Relations… How is one related to someone else? Is it maternal or paternal? Uncle, aunt, brother, sister, cousin, nephew, niece, in laws… English language has words for these relations.
But in Hindi language, the two words uncle and aunt, nephew and niece, and several other relations are given specific names.
Uncle being mother’s brother becomes ‘mama’. Uncle being father’s elder brother becomes ‘bade papa’. Uncle being father’s younger brother becomes ‘kaka’. And their spouses are ‘mami’, ‘badi maa’, ‘kaki’ respectively.
Aunt being father’s sister becomes ‘fayi’. Aunt being mother’s sister becomes ‘mausi’. And their spouses are called ‘fuva’ and ‘mausa’.
Courtesy can be given by adding ‘ji’ to each one of them.
Similarly, nephew being sister’s son becomes ‘bhanja’, brother’s son becomes ‘bhatija’. Niece becomes ‘bhanji’ and ‘bhatiji’ respective. (Don’t confuse ji at the end with the earlier one courtesy ji)
Further, sister-in-law and brother-in-law in Hindi is not that easy to understand.
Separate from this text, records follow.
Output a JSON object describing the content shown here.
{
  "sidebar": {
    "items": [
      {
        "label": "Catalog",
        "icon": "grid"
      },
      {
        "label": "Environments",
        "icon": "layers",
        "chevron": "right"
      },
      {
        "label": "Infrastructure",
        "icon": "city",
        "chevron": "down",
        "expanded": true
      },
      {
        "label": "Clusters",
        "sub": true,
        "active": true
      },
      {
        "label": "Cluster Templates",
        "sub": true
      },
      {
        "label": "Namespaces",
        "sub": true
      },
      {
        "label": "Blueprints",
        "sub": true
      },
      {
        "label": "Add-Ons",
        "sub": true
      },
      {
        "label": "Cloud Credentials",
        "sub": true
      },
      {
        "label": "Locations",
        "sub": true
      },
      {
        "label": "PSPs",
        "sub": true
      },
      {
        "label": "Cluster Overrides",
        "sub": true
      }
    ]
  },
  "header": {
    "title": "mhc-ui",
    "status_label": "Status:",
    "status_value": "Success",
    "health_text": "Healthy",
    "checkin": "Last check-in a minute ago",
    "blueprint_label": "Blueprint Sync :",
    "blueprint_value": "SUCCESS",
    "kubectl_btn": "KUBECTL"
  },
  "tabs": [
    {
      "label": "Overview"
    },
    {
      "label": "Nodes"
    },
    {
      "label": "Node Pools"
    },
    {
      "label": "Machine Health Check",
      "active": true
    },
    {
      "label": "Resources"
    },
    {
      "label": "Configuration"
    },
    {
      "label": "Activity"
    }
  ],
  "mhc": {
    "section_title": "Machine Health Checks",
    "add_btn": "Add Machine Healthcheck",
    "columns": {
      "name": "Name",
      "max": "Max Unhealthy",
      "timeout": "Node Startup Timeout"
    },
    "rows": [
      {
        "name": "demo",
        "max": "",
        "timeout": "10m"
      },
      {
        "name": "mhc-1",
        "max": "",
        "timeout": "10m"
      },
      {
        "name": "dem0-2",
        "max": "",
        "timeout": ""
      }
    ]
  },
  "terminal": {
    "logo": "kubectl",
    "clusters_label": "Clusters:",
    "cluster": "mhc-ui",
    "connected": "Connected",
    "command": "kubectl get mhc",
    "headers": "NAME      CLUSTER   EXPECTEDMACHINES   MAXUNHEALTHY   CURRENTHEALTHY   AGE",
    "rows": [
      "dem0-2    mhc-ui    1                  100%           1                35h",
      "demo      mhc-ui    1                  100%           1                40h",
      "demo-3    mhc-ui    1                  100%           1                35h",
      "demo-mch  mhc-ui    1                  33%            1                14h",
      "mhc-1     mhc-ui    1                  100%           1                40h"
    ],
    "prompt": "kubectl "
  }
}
Find out yourself… (I took more than a decade to understand these words :P)
Sister-in-law for a wife is ‘nanand’. Brother-in-law for her, if elder than husband is called ‘jeth’ and if younger, is called ‘dewar’. Whereas, sister-in-law for a husband, if younger, is called ‘saali’ and if elder, then it’s called ‘jiji’. Brother-in-law for husband is called ‘saala’.
Spouse of jeth is called ‘jethani’, dewar is ‘dewarani’, nanand is ‘nanandoyi’, and spouse for both saali and jiji is ‘sadhubhai’.
Further, husband of sister is ‘jija’ and wife of brother is ‘bhabhi’.
And other woman or man is bhabhi or bhai if in formal relation, or else call using name directly.
For my mind, this chapter of relationship was blurred. Hence, I had simple rules for defining relation name.
If he was elder and young, he was ‘bhaiya’ (brother), if elder and old, then ‘uncle’. Otherwise, his name. Similarly, if she was elder and young, she was ‘didi’ (sister), if elder and old, then ‘aunty’.
Only problem I faced was when elderly people asked me to call a specific one from the above list. For me all of them were either uncle or aunty, but when they required a work from a specific one, say mausi, which aunty would I call?! Stumped! 😀
But I had my ways… I would go to those group and yell whatever or whomever I was supposed to call. Then wait for them to respond. Everyone would turn and look at me, but only the correct one would respond to me by asking what was it. Bravo! I got the one! 😛
My niece (bhanji) came to my house yesterday. Being a boy (not an uncle), I only see her as my younger sister. But elders in my family want to see me aged so early that they want that little one to call me uncle (mama).
Both she and I make faces when we are required to communicate in that way. But then she forgets to call me that often and calls me bhaiya . That brings a smile on my face, to see her do those crazy things and involving me into it.
I wonder if things were simple like my rules of defining names for relations, how would it be to live in my world. Would it be simpler than now or more complicated?
Wonder is all I can do…
One more complain that I always have with elderly people here is that they always call my friends as bhai and behen (brother and sister)! Huh! How can they tell what’s in out little minds. Don’t they know there’s a word known as ‘friends’, which is different than she being called as my sister! Please! 😛